Dedication St Uny
Architecture
Heritage designation Grade I[1]
Designated 4 June 1952
Administration
Parish Lelant, Cornwall
Archdeaconry Cornwall
Diocese Truro
Province Canterbury
Clergy
Vicar(s) The Revd Tony Seymour
Curate(s) The Revd Carlyn Wilton

St Uny's Church, Lelant, is the Church of England parish church of Lelant, Cornwall, England. It is dedicated to Saint Uny (or Euny) who is also the patron saint of Redruth. It is a Grade I listed building.[1]

History and description[edit]

The church is medieval and entirely built of granite. Parts of the nave arcades are Norman, but all of the windows are Perpendicular in style.[2] In about 1150 the church was given to Tywardreath Priory; later the priory sold it to Bishop Bronescombe of Exeter. In 1272 Bishop Bronescombe appropriated it to Crediton collegiate church and the cure of souls became a vicarage. In the late 15th and early 16th centuries, the vicars of Lelant resisted the demands of the inhabitants of Towednack and St Ives for rights of sepulture in those places. When this was conceded in 1542 the vicars moved their residence to St Ives where they remained for three centuries.[3] An early reference to the church is in 1170, when Thomas Becket, Archbishop of Canterbury, referred to "The Church of Saint Euni".[4] The feast of St Uny is observed on the first day of February.[5] Like many other churches in Cornwall, St Uny's has a copy of a letter from King Charles thanking the people of Lelant for their support during the English Civil War.

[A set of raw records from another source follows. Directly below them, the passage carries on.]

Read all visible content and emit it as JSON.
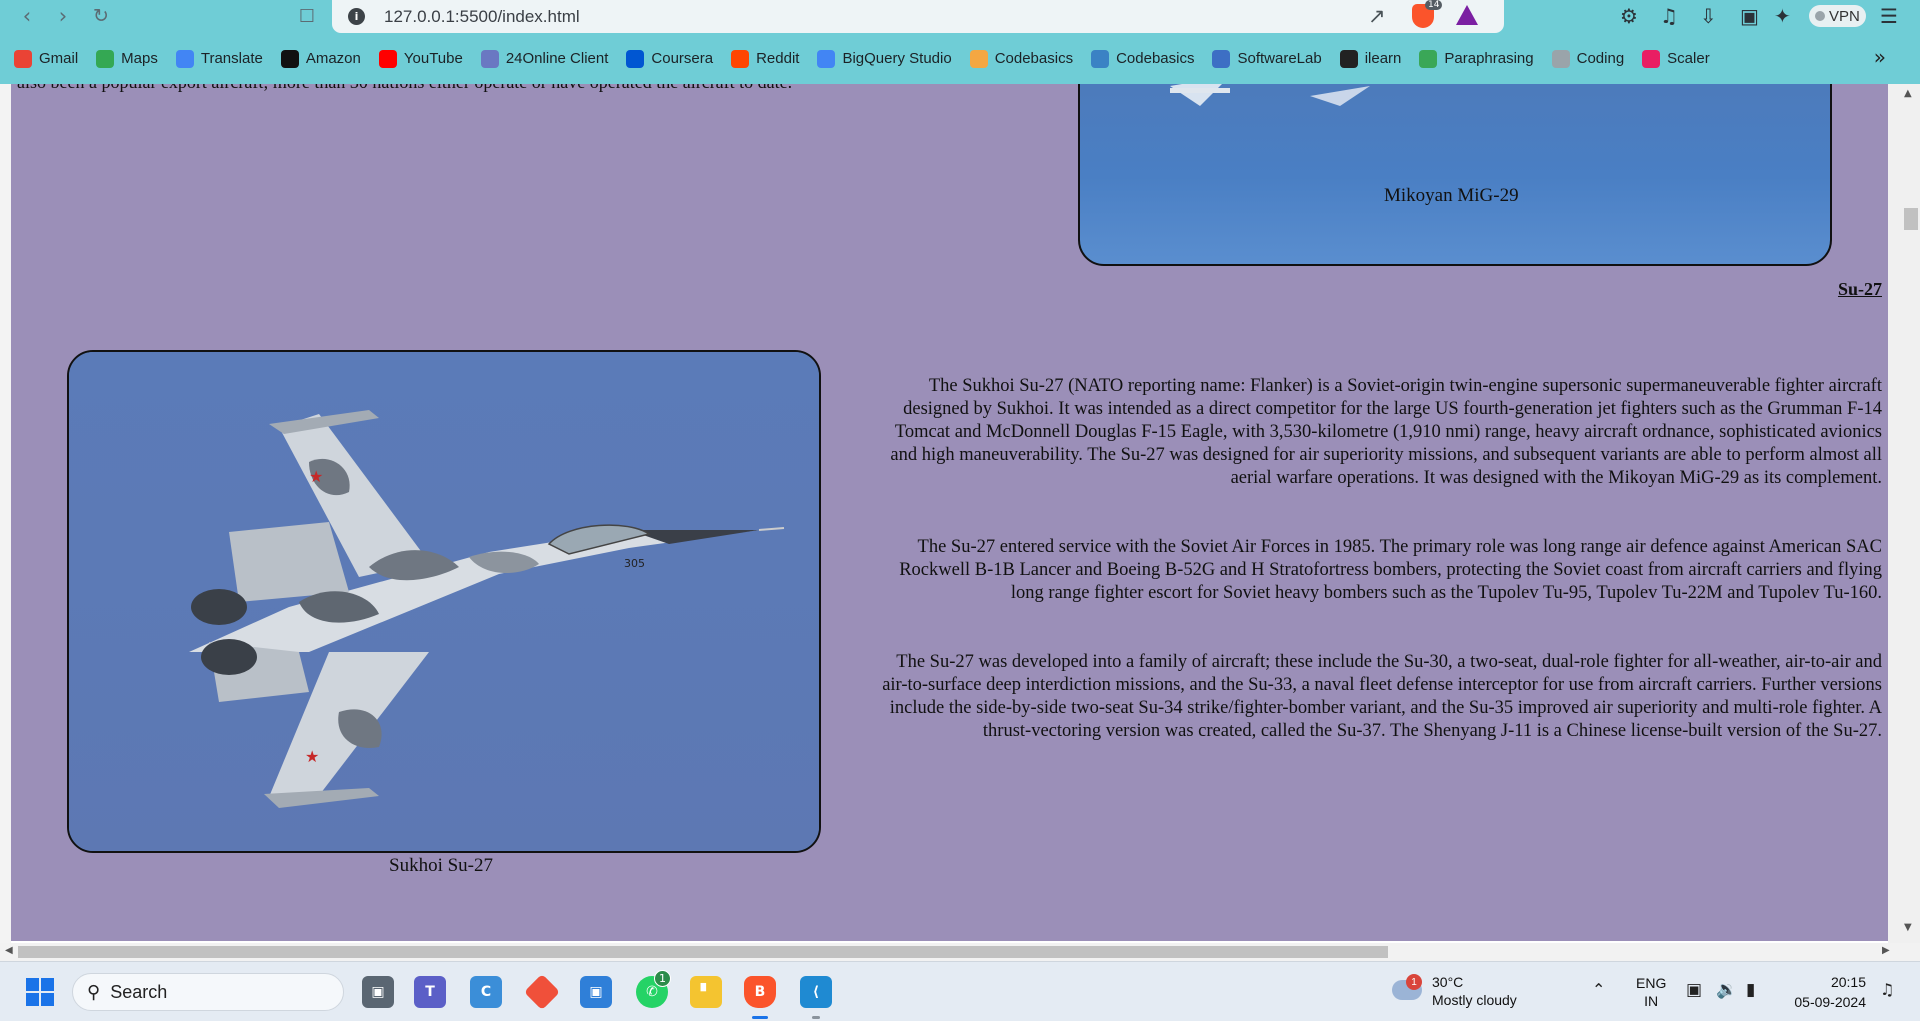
{
  "browser": {
    "url": "127.0.0.1:5500/index.html",
    "brave_badge_count": "14",
    "vpn_label": "VPN"
  },
  "bookmarks": [
    {
      "label": "Gmail",
      "icon": "gmail-icon",
      "color": "#ea4335"
    },
    {
      "label": "Maps",
      "icon": "maps-icon",
      "color": "#34a853"
    },
    {
      "label": "Translate",
      "icon": "translate-icon",
      "color": "#4285f4"
    },
    {
      "label": "Amazon",
      "icon": "amazon-icon",
      "color": "#111111"
    },
    {
      "label": "YouTube",
      "icon": "youtube-icon",
      "color": "#ff0000"
    },
    {
      "label": "24Online Client",
      "icon": "24online-icon",
      "color": "#6a78c2"
    },
    {
      "label": "Coursera",
      "icon": "coursera-icon",
      "color": "#0056d2"
    },
    {
      "label": "Reddit",
      "icon": "reddit-icon",
      "color": "#ff4500"
    },
    {
      "label": "BigQuery Studio",
      "icon": "bigquery-icon",
      "color": "#4285f4"
    },
    {
      "label": "Codebasics",
      "icon": "rocket-icon",
      "color": "#f4a742"
    },
    {
      "label": "Codebasics",
      "icon": "codebasics-icon",
      "color": "#3b82c4"
    },
    {
      "label": "SoftwareLab",
      "icon": "softwarelab-icon",
      "color": "#3d6fc4"
    },
    {
      "label": "ilearn",
      "icon": "globe-icon",
      "color": "#222222"
    },
    {
      "label": "Paraphrasing",
      "icon": "paraphrasing-icon",
      "color": "#3aa757"
    },
    {
      "label": "Coding",
      "icon": "coding-icon",
      "color": "#9aa4aa"
    },
    {
      "label": "Scaler",
      "icon": "scaler-icon",
      "color": "#e91e63"
    }
  ],
  "page": {
    "cut_text": "also been a popular export aircraft; more than 30 nations either operate or have operated the aircraft to date.",
    "mig_caption": "Mikoyan MiG-29",
    "su_heading": "Su-27",
    "su_caption": "Sukhoi Su-27",
    "paragraphs": [
      "The Sukhoi Su-27 (NATO reporting name: Flanker) is a Soviet-origin twin-engine supersonic supermaneuverable fighter aircraft designed by Sukhoi. It was intended as a direct competitor for the large US fourth-generation jet fighters such as the Grumman F-14 Tomcat and McDonnell Douglas F-15 Eagle, with 3,530-kilometre (1,910 nmi) range, heavy aircraft ordnance, sophisticated avionics and high maneuverability. The Su-27 was designed for air superiority missions, and subsequent variants are able to perform almost all aerial warfare operations. It was designed with the Mikoyan MiG-29 as its complement.",
      "The Su-27 entered service with the Soviet Air Forces in 1985. The primary role was long range air defence against American SAC Rockwell B-1B Lancer and Boeing B-52G and H Stratofortress bombers, protecting the Soviet coast from aircraft carriers and flying long range fighter escort for Soviet heavy bombers such as the Tupolev Tu-95, Tupolev Tu-22M and Tupolev Tu-160.",
      "The Su-27 was developed into a family of aircraft; these include the Su-30, a two-seat, dual-role fighter for all-weather, air-to-air and air-to-surface deep interdiction missions, and the Su-33, a naval fleet defense interceptor for use from aircraft carriers. Further versions include the side-by-side two-seat Su-34 strike/fighter-bomber variant, and the Su-35 improved air superiority and multi-role fighter. A thrust-vectoring version was created, called the Su-37. The Shenyang J-11 is a Chinese license-built version of the Su-27."
    ],
    "aircraft_tail_number": "305"
  },
  "taskbar": {
    "search_label": "Search",
    "whatsapp_badge": "1",
    "weather_badge": "1",
    "temperature": "30°C",
    "weather_desc": "Mostly cloudy",
    "lang_line1": "ENG",
    "lang_line2": "IN",
    "time": "20:15",
    "date": "05-09-2024"
  }
}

The depositions of the Exeter Consistory Court in 1572 include an altercation that occurred in Lelant church "Wm Hawysche, of Lelant, tynner, from birth resident, aged 40, sayeth that upon Dew Whallan Gwa Metten in Eglos De Lalant, viz. upon all hallow day late paste about the mydds of the service in the parish church of Lalant Moryshe David’s wife and Cicely James came into the church of Lalant together and in chiding with words together Cycely called Agnes Davey whore and whore bitch in English and not in Cornowok." This confirms that the Cornish language was the normal language of use in the parish at that time and that it was unusual to hear English being spoken. It is also an important record of the Cornish names for the Cornish language Kernowek and of Allhallowtide as Kalan Gwav (Dy Halan Gwav for All Saints' Day, Nos Kalan Gwav for Hallowe'en), also known as Allantide in Cornwall and Calan Gaeaf in Wales.[6]

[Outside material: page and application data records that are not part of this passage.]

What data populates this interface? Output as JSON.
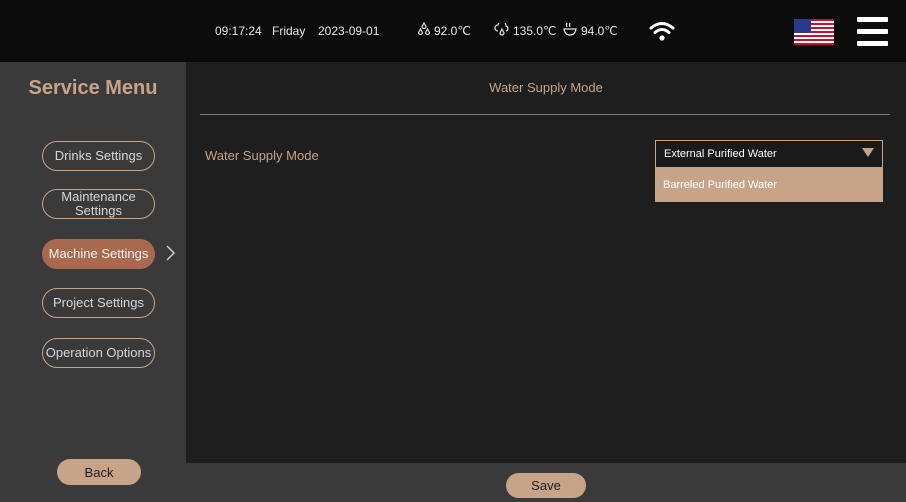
{
  "status": {
    "time": "09:17:24",
    "day": "Friday",
    "date": "2023-09-01",
    "temp_1": "92.0℃",
    "temp_2": "135.0℃",
    "temp_3": "94.0℃"
  },
  "sidebar": {
    "title": "Service Menu",
    "items": [
      {
        "label": "Drinks Settings",
        "active": false
      },
      {
        "label": "Maintenance Settings",
        "active": false
      },
      {
        "label": "Machine Settings",
        "active": true
      },
      {
        "label": "Project Settings",
        "active": false
      },
      {
        "label": "Operation Options",
        "active": false
      }
    ],
    "back_label": "Back"
  },
  "main": {
    "title": "Water Supply Mode",
    "field_label": "Water Supply Mode",
    "select_value": "External Purified Water",
    "dropdown_options": [
      "Barreled Purified Water"
    ]
  },
  "footer": {
    "save_label": "Save"
  },
  "icons": {
    "temp_1": "drops-icon",
    "temp_2": "cloud-drop-icon",
    "temp_3": "steam-cup-icon",
    "wifi": "wifi-icon",
    "flag": "us-flag-icon",
    "menu": "hamburger-menu-icon",
    "nav_arrow": "chevron-right-icon",
    "dropdown": "caret-down-icon"
  },
  "colors": {
    "accent": "#c7a388",
    "active": "#a8694f",
    "sidebar_bg": "#3a3a3a",
    "topbar_bg": "#0c0c0c",
    "main_bg": "#1e1e1e"
  }
}
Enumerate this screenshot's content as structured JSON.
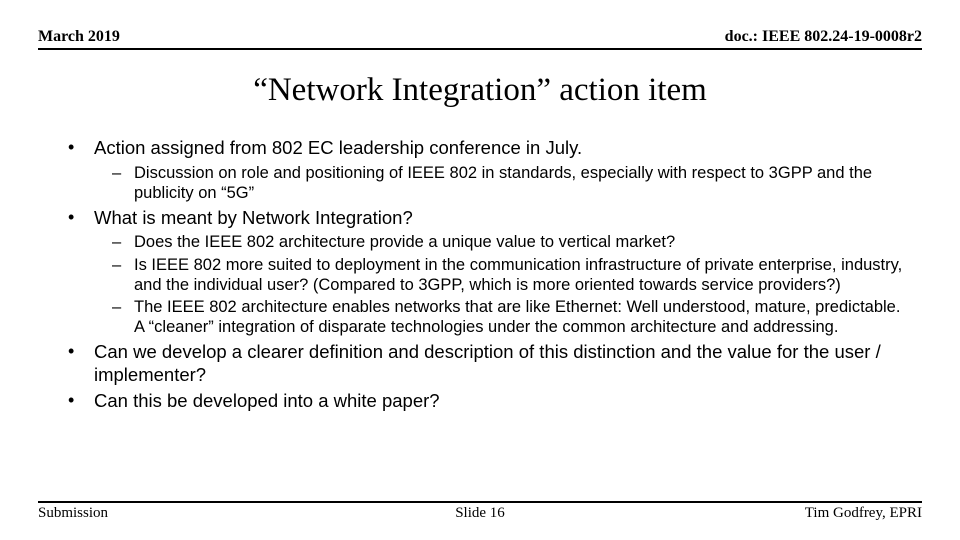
{
  "header": {
    "date": "March 2019",
    "doc": "doc.: IEEE 802.24-19-0008r2"
  },
  "title": "“Network Integration” action item",
  "bullets": [
    {
      "text": "Action assigned from 802 EC leadership conference in July.",
      "sub": [
        "Discussion on role and positioning of IEEE 802 in standards, especially with respect to 3GPP and the publicity on “5G”"
      ]
    },
    {
      "text": "What is meant by Network Integration?",
      "sub": [
        "Does the IEEE 802 architecture provide a unique value to vertical market?",
        "Is IEEE 802 more suited to deployment in the communication infrastructure of private enterprise, industry, and the individual user? (Compared to 3GPP, which is more oriented towards service providers?)",
        "The IEEE 802 architecture enables networks that are like Ethernet: Well understood, mature, predictable. A “cleaner” integration of disparate technologies under the common architecture and addressing."
      ]
    },
    {
      "text": "Can we develop a clearer definition and description of this distinction and the value for the user / implementer?",
      "sub": []
    },
    {
      "text": "Can this be developed into a white paper?",
      "sub": []
    }
  ],
  "footer": {
    "left": "Submission",
    "center": "Slide 16",
    "right": "Tim Godfrey, EPRI"
  }
}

At the beginning of the 18th century, the church was in a bad state of repair, due to wind-blown sand, and in 1727 a rate (or bounty money) of £263 15s was levied in the parish to meet the repairs. In 1731 there is an entry in the churchwardens' records of payment of one shilling for one day's work of carrying sand out of the church.[citation needed] The church was, again, restored in 1873, at a cost of £1,175, by J. D. Sedding.[7] During the night of 12 December 1878, the north-west pinnacle of the tower was struck by lightning. On examining the tower it was noticed that the flooring of the bell-chamber was rotten and had almost disappeared; the bells were supported by the frame alone. Funding was diverted from the building of the cathedral at Truro to make the tower safe, and the tower repaired and bells rehung in January 1880.[8][9]

The church has fine memorials to two William Praeds, dated 1620 and 1833 (the Praeds' home was at Trevethow in the parish),[10] and also buried here are Henry Jenner (1848–1934) who was the first Grand Bard of the Gorseth Kernow, and the artist Peter Lanyon (1918–1964).

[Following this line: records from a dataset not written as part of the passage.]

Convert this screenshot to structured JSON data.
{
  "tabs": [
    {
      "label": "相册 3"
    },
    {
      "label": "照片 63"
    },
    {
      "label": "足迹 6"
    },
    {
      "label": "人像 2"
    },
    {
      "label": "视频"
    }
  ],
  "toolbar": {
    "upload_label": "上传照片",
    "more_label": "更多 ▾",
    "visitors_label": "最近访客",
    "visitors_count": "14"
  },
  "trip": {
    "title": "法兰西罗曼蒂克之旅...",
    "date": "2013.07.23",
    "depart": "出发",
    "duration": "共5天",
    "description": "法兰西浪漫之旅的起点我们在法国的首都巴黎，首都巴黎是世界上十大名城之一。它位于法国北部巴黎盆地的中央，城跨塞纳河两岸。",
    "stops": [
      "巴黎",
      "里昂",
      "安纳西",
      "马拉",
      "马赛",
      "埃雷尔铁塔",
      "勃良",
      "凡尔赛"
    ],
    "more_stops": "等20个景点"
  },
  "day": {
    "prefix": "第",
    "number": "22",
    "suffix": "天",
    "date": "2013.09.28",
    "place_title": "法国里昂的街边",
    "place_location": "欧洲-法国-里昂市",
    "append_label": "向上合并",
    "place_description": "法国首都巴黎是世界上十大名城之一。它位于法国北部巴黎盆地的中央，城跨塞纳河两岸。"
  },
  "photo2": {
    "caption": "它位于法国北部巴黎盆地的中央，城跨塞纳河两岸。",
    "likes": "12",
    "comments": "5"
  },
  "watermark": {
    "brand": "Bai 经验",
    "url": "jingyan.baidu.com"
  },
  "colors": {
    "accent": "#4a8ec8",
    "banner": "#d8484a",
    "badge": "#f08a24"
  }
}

References[edit]

  1. ^ a b Historic England. "Church of St Uny  (Grade I) (1143403)". National Heritage List for England. Retrieved 7 October 2015. 
  2. ^ Pevsner, N. (1970) The Buildings of England, Cornwall; 2nd ed. p. 100
  3. ^ Cornish Church Guide (1925) Truro: Blackford; p. 141
  4. ^ Parish Guide, n. d.
  5. ^ Cornish Church Guide (1925) Truro: Blackford; p. 10
  6. ^ Spriggs, M 2003, 'Where Cornish was spoken and When: A Provisional Synthesis', in Philip Payton (ed.), Cornish Studies, University of Exeter Press, Exeter.
  7. ^ "An Old Cornish Church". The West Briton. 13 October 1887. Retrieved 2011-09-26. 
  8. ^ "Church-tower struck by lightning". The Cornishman (23). 19 December 1878. 
  9. ^ "Lelant". The Cornishman (81). 29 January 1880. 
  10. ^ Beacham, Peter; Pevsner, Nikolaus (2014). Cornwall. New Haven and London: Yale University Press. p. 302. ISBN 978 0 300 12668 6.